| Your task |
From the material below, copy every line in which the word "JSON" occurs.

= Beginning of Section =

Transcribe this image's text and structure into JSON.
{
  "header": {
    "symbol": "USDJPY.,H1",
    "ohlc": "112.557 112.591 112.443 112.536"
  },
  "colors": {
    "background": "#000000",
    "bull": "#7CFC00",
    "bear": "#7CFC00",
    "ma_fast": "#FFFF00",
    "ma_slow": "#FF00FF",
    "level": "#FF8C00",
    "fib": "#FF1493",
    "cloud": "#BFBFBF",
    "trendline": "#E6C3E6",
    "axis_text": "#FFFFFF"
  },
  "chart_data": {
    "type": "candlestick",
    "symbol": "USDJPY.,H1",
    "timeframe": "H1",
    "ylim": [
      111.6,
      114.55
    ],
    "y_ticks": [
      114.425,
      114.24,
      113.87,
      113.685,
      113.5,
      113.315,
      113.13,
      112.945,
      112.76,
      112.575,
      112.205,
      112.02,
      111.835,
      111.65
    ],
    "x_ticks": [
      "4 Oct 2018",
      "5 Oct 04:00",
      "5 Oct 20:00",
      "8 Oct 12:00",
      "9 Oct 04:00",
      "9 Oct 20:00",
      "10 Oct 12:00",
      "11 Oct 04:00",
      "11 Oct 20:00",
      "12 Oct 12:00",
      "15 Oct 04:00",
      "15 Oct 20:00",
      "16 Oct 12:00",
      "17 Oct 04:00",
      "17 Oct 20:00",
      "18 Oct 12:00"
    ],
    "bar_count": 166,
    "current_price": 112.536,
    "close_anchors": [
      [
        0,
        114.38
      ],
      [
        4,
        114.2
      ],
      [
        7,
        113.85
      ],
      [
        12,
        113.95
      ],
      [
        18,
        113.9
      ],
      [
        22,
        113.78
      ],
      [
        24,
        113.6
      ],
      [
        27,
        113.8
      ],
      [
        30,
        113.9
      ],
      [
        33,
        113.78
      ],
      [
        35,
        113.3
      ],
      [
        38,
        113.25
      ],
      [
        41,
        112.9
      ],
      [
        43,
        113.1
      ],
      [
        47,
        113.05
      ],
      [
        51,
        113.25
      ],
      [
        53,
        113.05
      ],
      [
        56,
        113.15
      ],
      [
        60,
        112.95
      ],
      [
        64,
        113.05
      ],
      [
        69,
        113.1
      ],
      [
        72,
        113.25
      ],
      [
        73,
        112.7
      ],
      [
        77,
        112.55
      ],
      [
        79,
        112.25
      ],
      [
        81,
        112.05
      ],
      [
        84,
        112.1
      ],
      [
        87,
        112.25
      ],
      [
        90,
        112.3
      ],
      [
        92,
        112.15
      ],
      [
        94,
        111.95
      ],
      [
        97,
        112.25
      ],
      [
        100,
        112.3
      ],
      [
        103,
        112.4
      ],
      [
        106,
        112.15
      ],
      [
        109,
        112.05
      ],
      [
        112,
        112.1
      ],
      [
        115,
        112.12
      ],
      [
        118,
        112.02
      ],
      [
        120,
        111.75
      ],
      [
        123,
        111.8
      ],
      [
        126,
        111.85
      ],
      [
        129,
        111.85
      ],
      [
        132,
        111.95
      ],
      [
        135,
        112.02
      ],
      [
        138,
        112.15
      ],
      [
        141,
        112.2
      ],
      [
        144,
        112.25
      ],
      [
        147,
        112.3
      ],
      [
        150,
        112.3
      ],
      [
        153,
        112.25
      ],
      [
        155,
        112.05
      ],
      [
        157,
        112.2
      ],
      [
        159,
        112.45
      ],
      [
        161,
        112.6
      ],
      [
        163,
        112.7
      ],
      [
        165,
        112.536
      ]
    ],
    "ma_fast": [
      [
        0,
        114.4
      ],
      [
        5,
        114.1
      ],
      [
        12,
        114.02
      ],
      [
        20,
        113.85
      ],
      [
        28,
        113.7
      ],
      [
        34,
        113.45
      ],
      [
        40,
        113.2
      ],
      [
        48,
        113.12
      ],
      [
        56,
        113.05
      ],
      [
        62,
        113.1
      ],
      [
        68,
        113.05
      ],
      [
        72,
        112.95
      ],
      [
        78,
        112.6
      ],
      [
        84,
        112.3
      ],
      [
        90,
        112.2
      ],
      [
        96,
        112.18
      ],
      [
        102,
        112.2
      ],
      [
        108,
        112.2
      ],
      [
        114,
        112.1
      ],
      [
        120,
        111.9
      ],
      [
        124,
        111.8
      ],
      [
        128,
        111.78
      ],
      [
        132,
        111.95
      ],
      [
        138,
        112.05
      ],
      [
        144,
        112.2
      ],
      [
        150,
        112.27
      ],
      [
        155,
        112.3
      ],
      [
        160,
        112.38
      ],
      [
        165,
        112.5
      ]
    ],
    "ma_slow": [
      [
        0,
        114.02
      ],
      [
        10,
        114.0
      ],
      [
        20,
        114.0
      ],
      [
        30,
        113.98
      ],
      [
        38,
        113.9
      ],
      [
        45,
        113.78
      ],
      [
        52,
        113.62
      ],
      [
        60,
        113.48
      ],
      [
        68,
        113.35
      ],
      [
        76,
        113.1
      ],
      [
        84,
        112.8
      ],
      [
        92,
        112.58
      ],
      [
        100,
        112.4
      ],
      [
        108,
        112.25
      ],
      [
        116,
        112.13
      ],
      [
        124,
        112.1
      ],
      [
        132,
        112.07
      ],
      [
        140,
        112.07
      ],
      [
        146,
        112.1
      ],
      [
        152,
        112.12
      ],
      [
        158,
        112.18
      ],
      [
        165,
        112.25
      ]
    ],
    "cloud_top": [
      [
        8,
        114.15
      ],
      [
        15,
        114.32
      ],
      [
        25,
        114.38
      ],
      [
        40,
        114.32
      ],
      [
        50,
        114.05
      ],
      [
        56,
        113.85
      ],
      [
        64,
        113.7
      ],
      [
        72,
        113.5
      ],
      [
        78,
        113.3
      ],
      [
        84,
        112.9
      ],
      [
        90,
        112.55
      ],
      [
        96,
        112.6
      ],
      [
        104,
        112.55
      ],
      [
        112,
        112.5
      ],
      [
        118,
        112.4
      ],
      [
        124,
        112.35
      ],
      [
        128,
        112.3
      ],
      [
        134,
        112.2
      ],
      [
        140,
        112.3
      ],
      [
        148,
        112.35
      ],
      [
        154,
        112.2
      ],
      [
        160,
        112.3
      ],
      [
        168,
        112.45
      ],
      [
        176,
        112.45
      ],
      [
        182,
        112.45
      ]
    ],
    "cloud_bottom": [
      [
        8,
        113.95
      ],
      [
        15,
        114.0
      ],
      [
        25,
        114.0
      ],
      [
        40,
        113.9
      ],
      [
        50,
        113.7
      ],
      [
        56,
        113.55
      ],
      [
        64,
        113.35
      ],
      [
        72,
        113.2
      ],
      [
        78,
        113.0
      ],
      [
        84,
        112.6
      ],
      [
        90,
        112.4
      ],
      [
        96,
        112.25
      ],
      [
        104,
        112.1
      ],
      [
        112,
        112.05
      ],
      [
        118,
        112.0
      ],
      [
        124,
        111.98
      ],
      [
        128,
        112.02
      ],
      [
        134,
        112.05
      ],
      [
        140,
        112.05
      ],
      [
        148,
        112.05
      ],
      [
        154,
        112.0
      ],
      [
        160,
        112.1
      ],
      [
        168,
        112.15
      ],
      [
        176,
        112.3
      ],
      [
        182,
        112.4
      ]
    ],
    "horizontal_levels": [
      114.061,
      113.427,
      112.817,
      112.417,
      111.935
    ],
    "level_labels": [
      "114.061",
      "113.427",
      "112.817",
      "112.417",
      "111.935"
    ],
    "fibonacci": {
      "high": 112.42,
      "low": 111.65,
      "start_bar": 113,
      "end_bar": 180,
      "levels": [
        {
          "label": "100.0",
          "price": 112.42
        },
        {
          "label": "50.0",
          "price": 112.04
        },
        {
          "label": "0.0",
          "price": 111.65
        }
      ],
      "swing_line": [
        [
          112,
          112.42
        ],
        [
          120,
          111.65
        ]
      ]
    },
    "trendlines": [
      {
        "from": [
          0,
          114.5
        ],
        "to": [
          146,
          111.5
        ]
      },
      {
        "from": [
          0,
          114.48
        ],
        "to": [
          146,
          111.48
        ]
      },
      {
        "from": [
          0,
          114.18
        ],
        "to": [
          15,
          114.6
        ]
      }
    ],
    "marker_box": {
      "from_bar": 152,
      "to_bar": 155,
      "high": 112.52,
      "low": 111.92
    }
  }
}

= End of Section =
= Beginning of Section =

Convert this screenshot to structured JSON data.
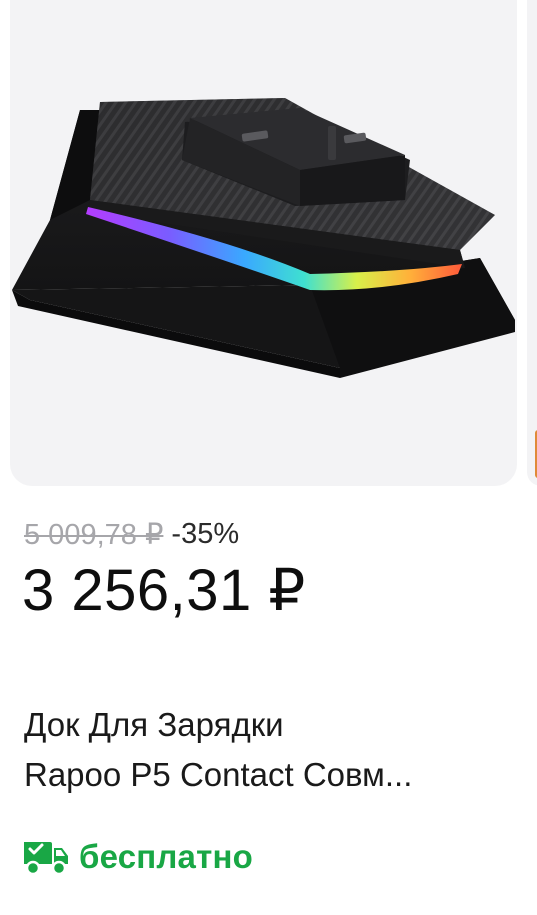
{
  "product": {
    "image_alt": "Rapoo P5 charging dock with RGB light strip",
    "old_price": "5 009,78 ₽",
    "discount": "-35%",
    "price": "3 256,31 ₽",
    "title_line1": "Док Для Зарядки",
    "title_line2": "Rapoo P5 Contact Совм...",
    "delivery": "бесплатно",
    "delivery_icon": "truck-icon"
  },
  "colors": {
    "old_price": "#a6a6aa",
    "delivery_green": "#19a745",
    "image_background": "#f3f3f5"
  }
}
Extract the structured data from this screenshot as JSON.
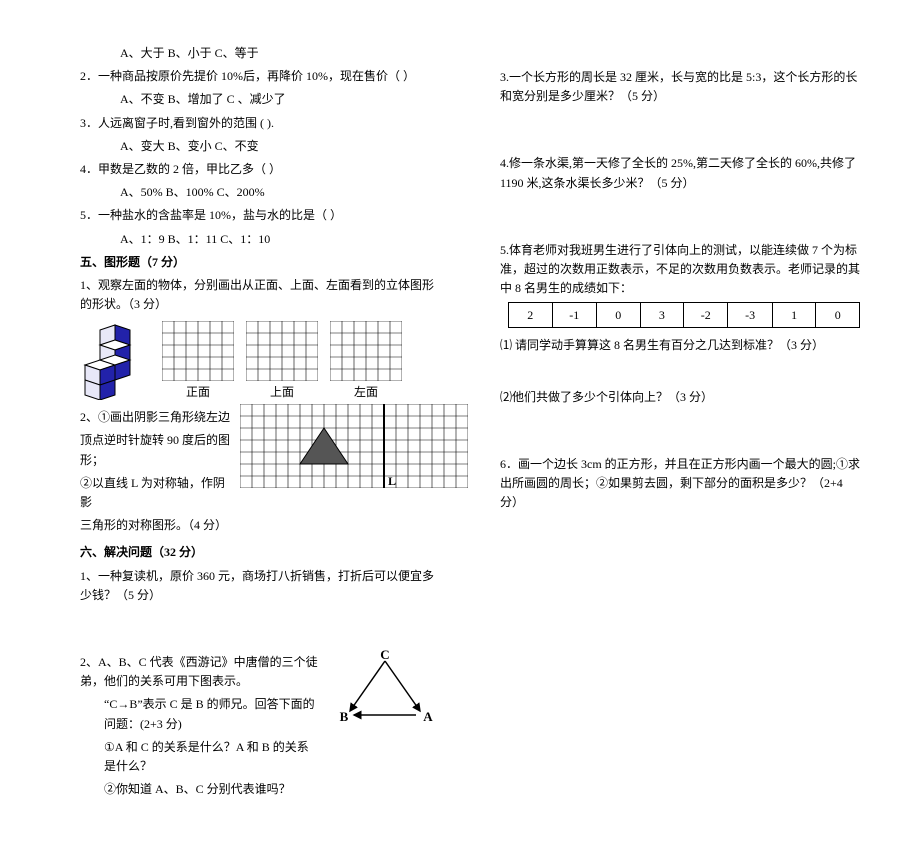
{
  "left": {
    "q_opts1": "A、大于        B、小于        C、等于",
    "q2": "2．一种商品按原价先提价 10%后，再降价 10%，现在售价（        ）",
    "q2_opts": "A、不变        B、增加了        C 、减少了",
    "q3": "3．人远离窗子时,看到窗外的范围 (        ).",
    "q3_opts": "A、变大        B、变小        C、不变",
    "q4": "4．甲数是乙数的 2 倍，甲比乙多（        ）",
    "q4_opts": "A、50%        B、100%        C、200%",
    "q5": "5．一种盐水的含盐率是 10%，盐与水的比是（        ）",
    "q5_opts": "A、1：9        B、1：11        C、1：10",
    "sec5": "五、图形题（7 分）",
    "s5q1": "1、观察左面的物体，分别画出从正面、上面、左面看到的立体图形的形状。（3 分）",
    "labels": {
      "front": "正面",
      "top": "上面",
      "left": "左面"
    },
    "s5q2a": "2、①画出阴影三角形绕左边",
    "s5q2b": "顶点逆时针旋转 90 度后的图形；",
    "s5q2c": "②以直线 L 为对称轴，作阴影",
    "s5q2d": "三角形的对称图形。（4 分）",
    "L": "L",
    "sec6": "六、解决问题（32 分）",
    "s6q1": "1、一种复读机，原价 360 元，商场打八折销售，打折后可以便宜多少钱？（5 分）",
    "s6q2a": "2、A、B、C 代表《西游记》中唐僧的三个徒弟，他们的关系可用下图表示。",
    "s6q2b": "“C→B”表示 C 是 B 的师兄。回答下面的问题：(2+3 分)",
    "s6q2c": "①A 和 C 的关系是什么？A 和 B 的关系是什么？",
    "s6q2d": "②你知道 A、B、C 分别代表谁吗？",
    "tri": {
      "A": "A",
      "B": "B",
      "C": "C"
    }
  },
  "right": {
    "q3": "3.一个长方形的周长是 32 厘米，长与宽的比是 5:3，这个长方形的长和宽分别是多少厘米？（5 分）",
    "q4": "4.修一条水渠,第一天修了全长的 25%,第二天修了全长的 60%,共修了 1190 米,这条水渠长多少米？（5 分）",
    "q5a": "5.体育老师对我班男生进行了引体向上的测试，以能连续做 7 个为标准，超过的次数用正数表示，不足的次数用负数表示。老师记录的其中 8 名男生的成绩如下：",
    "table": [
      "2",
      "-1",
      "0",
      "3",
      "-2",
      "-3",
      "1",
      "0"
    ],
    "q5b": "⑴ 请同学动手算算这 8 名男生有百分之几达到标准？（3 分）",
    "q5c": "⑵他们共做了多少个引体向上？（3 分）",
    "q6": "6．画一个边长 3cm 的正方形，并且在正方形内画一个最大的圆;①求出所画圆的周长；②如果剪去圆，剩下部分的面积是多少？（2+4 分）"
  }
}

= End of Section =

| Solution below |
Transcribe this image's text and structure into JSON.
Convert this screenshot to structured JSON data.
Extract the structured data from this screenshot as JSON.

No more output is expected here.